--- Records to use ---
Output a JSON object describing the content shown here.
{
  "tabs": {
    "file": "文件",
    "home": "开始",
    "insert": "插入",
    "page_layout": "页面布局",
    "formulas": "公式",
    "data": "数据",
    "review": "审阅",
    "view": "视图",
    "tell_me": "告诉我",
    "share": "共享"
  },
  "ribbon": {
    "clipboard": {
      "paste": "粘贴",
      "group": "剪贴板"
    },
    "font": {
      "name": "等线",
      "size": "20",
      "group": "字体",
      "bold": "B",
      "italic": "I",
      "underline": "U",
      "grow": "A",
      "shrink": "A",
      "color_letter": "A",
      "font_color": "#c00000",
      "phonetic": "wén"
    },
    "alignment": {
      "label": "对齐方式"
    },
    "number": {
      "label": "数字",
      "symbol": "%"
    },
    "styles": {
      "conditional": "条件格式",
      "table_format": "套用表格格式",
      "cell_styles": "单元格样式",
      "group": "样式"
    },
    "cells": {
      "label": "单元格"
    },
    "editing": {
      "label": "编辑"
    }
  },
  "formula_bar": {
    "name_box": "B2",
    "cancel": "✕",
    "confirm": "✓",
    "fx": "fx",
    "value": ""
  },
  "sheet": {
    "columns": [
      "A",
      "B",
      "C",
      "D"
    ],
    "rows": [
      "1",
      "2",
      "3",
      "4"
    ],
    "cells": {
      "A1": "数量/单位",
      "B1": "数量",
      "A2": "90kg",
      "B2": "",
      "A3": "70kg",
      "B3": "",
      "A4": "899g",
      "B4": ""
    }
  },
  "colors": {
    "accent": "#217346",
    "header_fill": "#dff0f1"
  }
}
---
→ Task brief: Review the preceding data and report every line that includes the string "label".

→ Your response:
      "label": "对齐方式"
      "label": "数字",
      "label": "单元格"
      "label": "编辑"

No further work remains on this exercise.